» YOUR GOAL: Report each line from the entries in which "code" can be found.

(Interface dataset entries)
────────────────────────────────────────

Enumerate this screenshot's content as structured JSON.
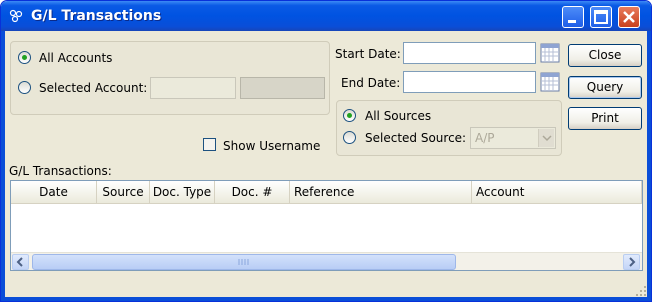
{
  "window": {
    "title": "G/L Transactions",
    "controls": {
      "minimize": "minimize-icon",
      "maximize": "maximize-icon",
      "close": "close-icon"
    }
  },
  "accounts": {
    "all_label": "All Accounts",
    "selected_label": "Selected Account:",
    "selected": "all"
  },
  "dates": {
    "start_label": "Start Date:",
    "end_label": "End Date:",
    "start_value": "",
    "end_value": ""
  },
  "sources": {
    "all_label": "All Sources",
    "selected_label": "Selected Source:",
    "source_value": "A/P",
    "selected": "all"
  },
  "options": {
    "show_username_label": "Show Username",
    "show_username_checked": false
  },
  "buttons": {
    "close": "Close",
    "query": "Query",
    "print": "Print"
  },
  "table": {
    "caption": "G/L Transactions:",
    "columns": [
      "Date",
      "Source",
      "Doc. Type",
      "Doc. #",
      "Reference",
      "Account"
    ],
    "rows": []
  },
  "colors": {
    "titlebar": "#0053e1",
    "accent_radio": "#21a121",
    "window_bg": "#ece9d8"
  }
}
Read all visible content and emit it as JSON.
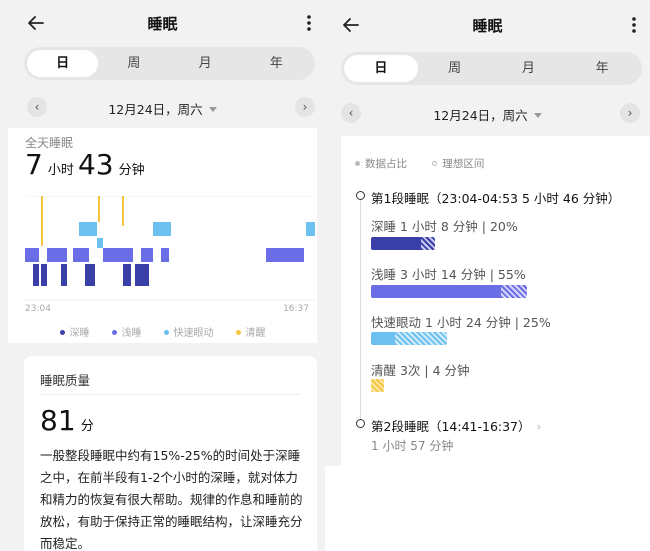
{
  "header": {
    "title": "睡眠"
  },
  "tabs": [
    "日",
    "周",
    "月",
    "年"
  ],
  "date": {
    "label": "12月24日，周六"
  },
  "left": {
    "all_day_label": "全天睡眠",
    "hours": "7",
    "hours_unit": "小时",
    "minutes": "43",
    "minutes_unit": "分钟",
    "chart_start_time": "23:04",
    "chart_end_time": "16:37",
    "legend": [
      {
        "label": "深睡",
        "color": "#3b3fa8"
      },
      {
        "label": "浅睡",
        "color": "#6a6de6"
      },
      {
        "label": "快速眼动",
        "color": "#6cc1f0"
      },
      {
        "label": "清醒",
        "color": "#f5c542"
      }
    ],
    "quality_title": "睡眠质量",
    "score": "81",
    "score_unit": "分",
    "description": "一般整段睡眠中约有15%-25%的时间处于深睡之中，在前半段有1-2个小时的深睡，就对体力和精力的恢复有很大帮助。规律的作息和睡前的放松，有助于保持正常的睡眠结构，让深睡充分而稳定。"
  },
  "right": {
    "legend_ratio": "数据占比",
    "legend_ideal": "理想区间",
    "segment1": {
      "title": "第1段睡眠（23:04-04:53  5 小时 46 分钟）",
      "deep": {
        "label": "深睡   1 小时 8 分钟 | 20%",
        "ratio": 0.2
      },
      "light": {
        "label": "浅睡   3 小时 14 分钟 | 55%",
        "ratio": 0.55
      },
      "rem": {
        "label": "快速眼动   1 小时 24 分钟 | 25%",
        "ratio": 0.25
      },
      "awake": {
        "label": "清醒   3次 | 4 分钟"
      }
    },
    "segment2": {
      "title": "第2段睡眠（14:41-16:37）",
      "duration": "1 小时 57 分钟"
    }
  },
  "colors": {
    "deep": "#3b3fa8",
    "light": "#6a6de6",
    "rem": "#6cc1f0",
    "awake": "#f5c542"
  }
}
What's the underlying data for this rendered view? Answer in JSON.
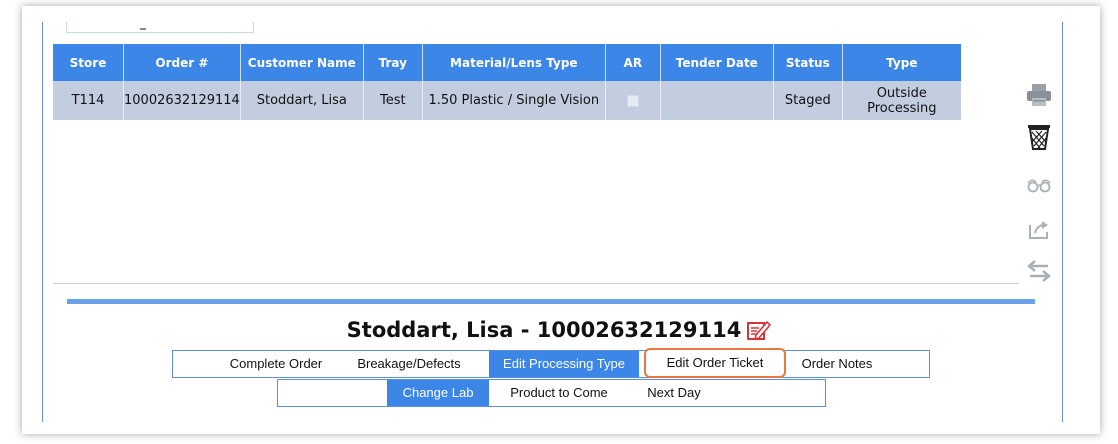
{
  "table": {
    "headers": [
      "Store",
      "Order #",
      "Customer Name",
      "Tray",
      "Material/Lens Type",
      "AR",
      "Tender Date",
      "Status",
      "Type"
    ],
    "rows": [
      {
        "store": "T114",
        "order": "10002632129114",
        "customer": "Stoddart, Lisa",
        "tray": "Test",
        "material": "1.50 Plastic / Single Vision",
        "ar_checked": false,
        "tender_date": "",
        "status": "Staged",
        "type": "Outside Processing"
      }
    ]
  },
  "side_icons": [
    "printer-icon",
    "trash-icon",
    "glasses-icon",
    "share-icon",
    "swap-icon"
  ],
  "order_title": "Stoddart, Lisa - 10002632129114",
  "nav_primary": {
    "complete_order": "Complete Order",
    "breakage": "Breakage/Defects",
    "edit_processing": "Edit Processing Type",
    "edit_ticket": "Edit Order Ticket",
    "order_notes": "Order Notes"
  },
  "nav_secondary": {
    "change_lab": "Change Lab",
    "product_to_come": "Product to Come",
    "next_day": "Next Day"
  },
  "colors": {
    "header_blue": "#3c86e8",
    "row_bg": "#c3cde0",
    "highlight_orange": "#e9773f",
    "edit_icon_red": "#d8343b"
  }
}
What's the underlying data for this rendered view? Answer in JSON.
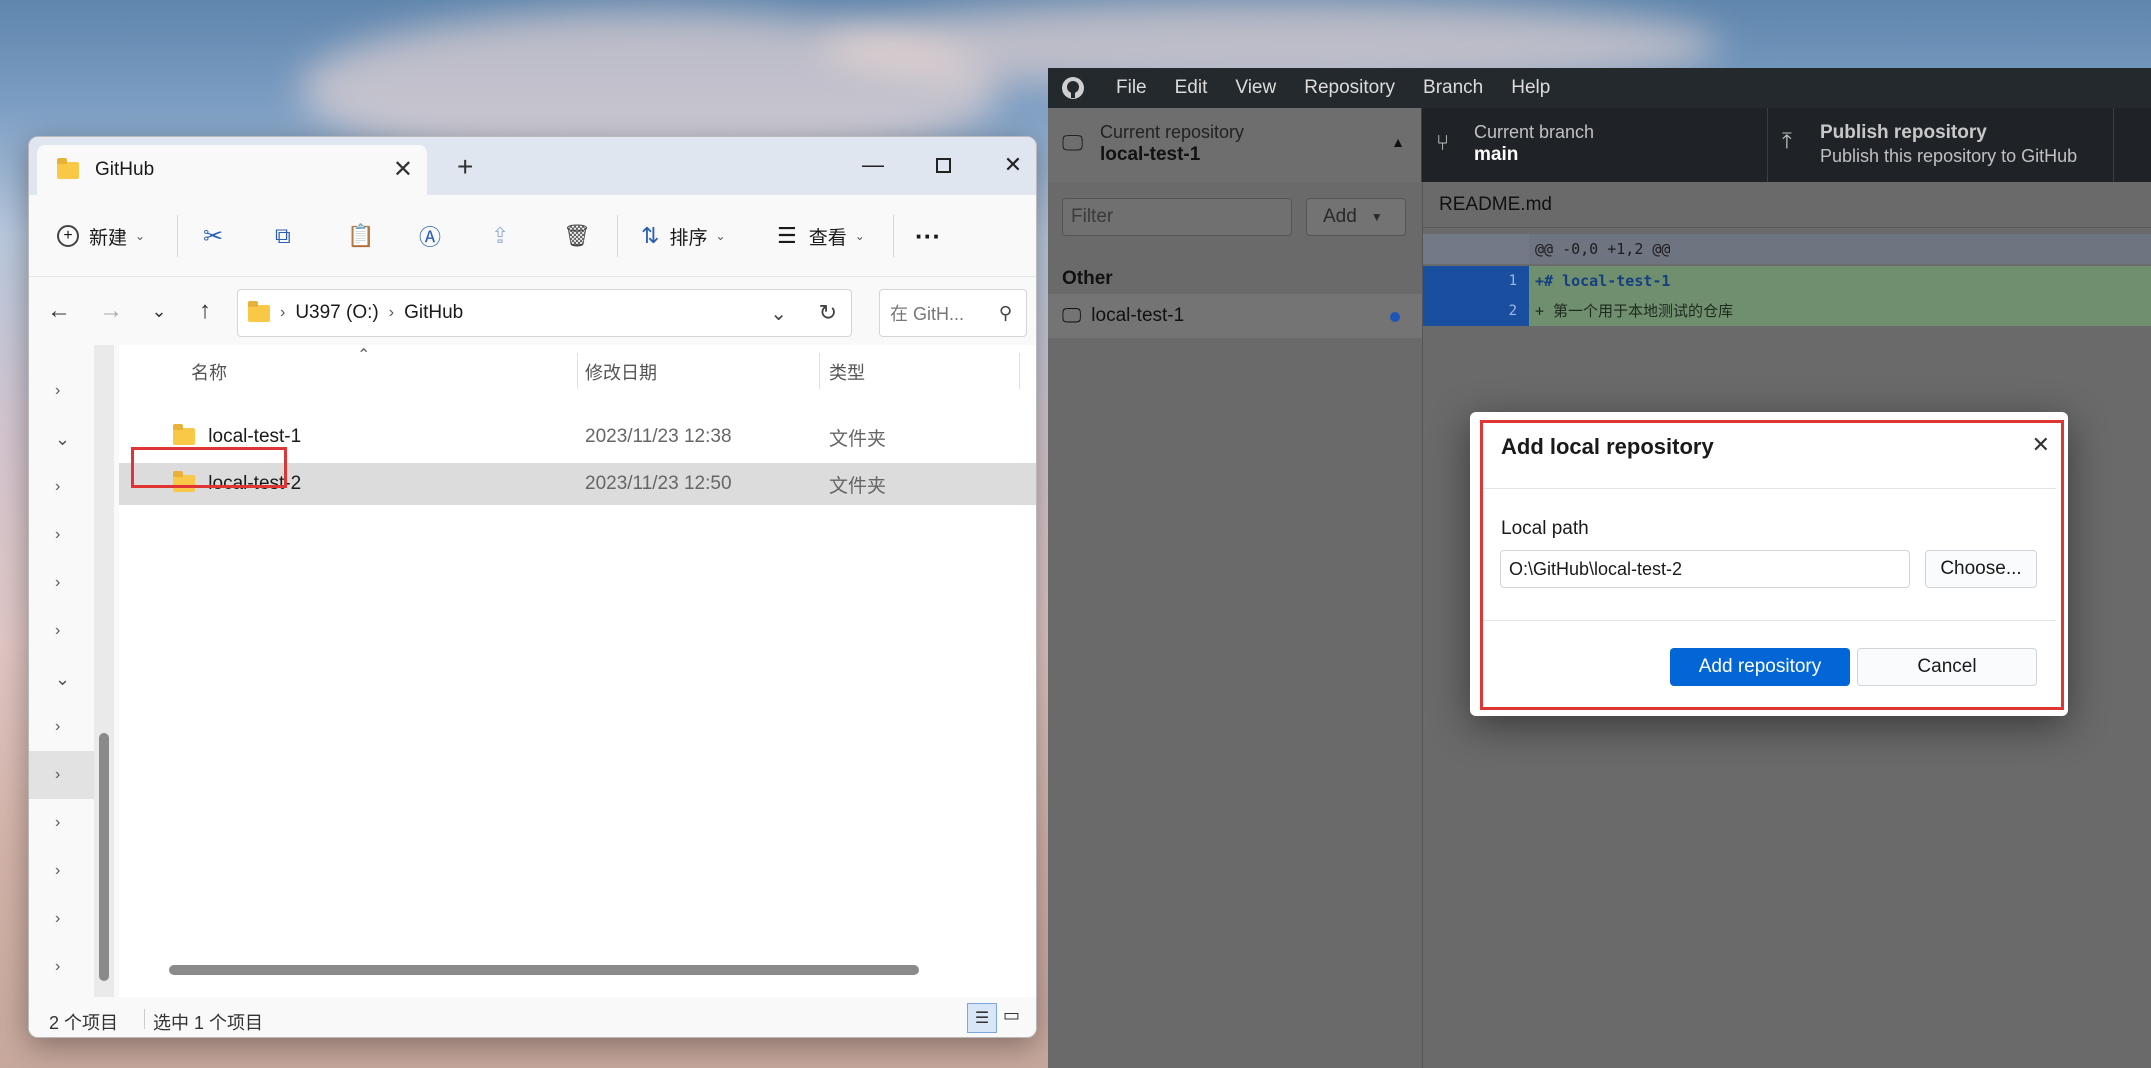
{
  "explorer": {
    "tab_title": "GitHub",
    "toolbar": {
      "new_label": "新建",
      "sort_label": "排序",
      "view_label": "查看"
    },
    "address": {
      "drive": "U397 (O:)",
      "folder": "GitHub"
    },
    "search_placeholder": "在 GitH...",
    "columns": [
      "名称",
      "修改日期",
      "类型"
    ],
    "files": [
      {
        "name": "local-test-1",
        "date": "2023/11/23 12:38",
        "type": "文件夹"
      },
      {
        "name": "local-test-2",
        "date": "2023/11/23 12:50",
        "type": "文件夹"
      }
    ],
    "status": {
      "count": "2 个项目",
      "selected": "选中 1 个项目"
    }
  },
  "github": {
    "menu": [
      "File",
      "Edit",
      "View",
      "Repository",
      "Branch",
      "Help"
    ],
    "current_repo_label": "Current repository",
    "current_repo": "local-test-1",
    "current_branch_label": "Current branch",
    "current_branch": "main",
    "publish_title": "Publish repository",
    "publish_subtitle": "Publish this repository to GitHub",
    "filter_placeholder": "Filter",
    "add_label": "Add",
    "group_header": "Other",
    "repo_item": "local-test-1",
    "diff_file": "README.md",
    "diff_lines": [
      {
        "ln": "",
        "code": "@@ -0,0 +1,2 @@"
      },
      {
        "ln": "1",
        "code": "+# local-test-1"
      },
      {
        "ln": "2",
        "code": "+ 第一个用于本地测试的仓库"
      }
    ]
  },
  "dialog": {
    "title": "Add local repository",
    "local_path_label": "Local path",
    "local_path_value": "O:\\GitHub\\local-test-2",
    "choose_label": "Choose...",
    "add_button": "Add repository",
    "cancel_button": "Cancel"
  },
  "colors": {
    "accent_blue": "#0366d6",
    "highlight_red": "#e03535",
    "diff_added_bg": "#6f8f6f"
  }
}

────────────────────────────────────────

» SOLUTION FOR THIS TASK:
        "code": "@@ -0,0 +1,2 @@"
        "code": "+# local-test-1"
        "code": "+ 第一个用于本地测试的仓库"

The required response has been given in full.